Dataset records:

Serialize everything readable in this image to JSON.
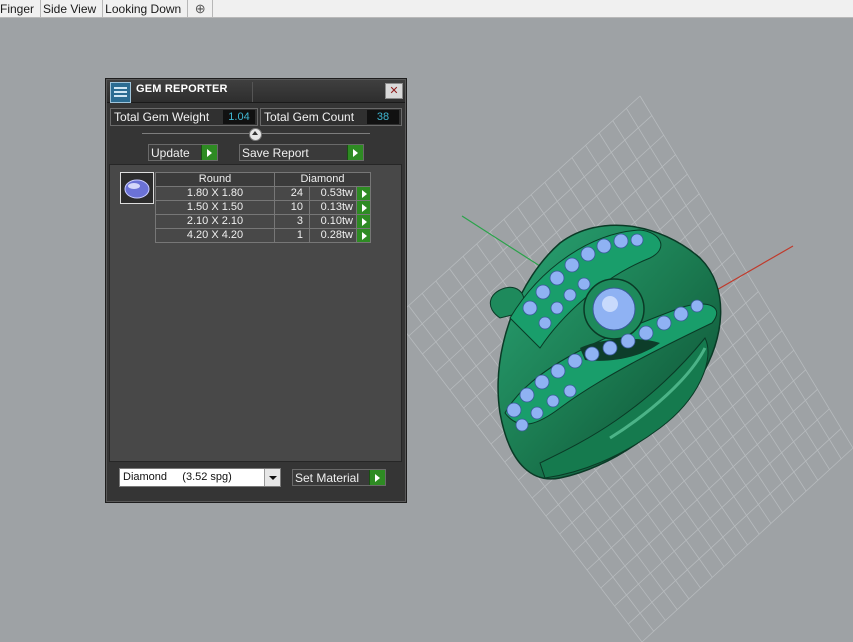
{
  "tabs": [
    {
      "label": "Finger"
    },
    {
      "label": "Side View"
    },
    {
      "label": "Looking Down"
    }
  ],
  "colors": {
    "viewport_bg": "#9ea2a5",
    "grid_line": "#b7bbbe",
    "ring_green": "#1e8a5c",
    "gem_blue": "#8fb2f3",
    "axis_x": "#c03a2b",
    "axis_y": "#2aa34a",
    "accent_value": "#3fb7d3"
  },
  "icons": {
    "app": "gem-reporter-icon",
    "close": "close-icon",
    "add_tab": "plus-icon",
    "go": "play-arrow-icon"
  },
  "panel": {
    "title": "GEM REPORTER",
    "close_glyph": "✕",
    "total_weight_label": "Total Gem Weight",
    "total_weight_value": "1.04",
    "total_count_label": "Total Gem Count",
    "total_count_value": "38",
    "update_label": "Update",
    "save_report_label": "Save Report",
    "table": {
      "shape_header": "Round",
      "material_header": "Diamond",
      "rows": [
        {
          "size": "1.80 X 1.80",
          "count": "24",
          "tw": "0.53tw"
        },
        {
          "size": "1.50 X 1.50",
          "count": "10",
          "tw": "0.13tw"
        },
        {
          "size": "2.10 X 2.10",
          "count": "3",
          "tw": "0.10tw"
        },
        {
          "size": "4.20 X 4.20",
          "count": "1",
          "tw": "0.28tw"
        }
      ]
    },
    "material_select": "Diamond     (3.52 spg)",
    "set_material_label": "Set Material"
  }
}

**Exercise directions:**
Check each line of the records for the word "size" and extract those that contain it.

**Reply to the exercise:**
          "size": "1.80 X 1.80",
          "size": "1.50 X 1.50",
          "size": "2.10 X 2.10",
          "size": "4.20 X 4.20",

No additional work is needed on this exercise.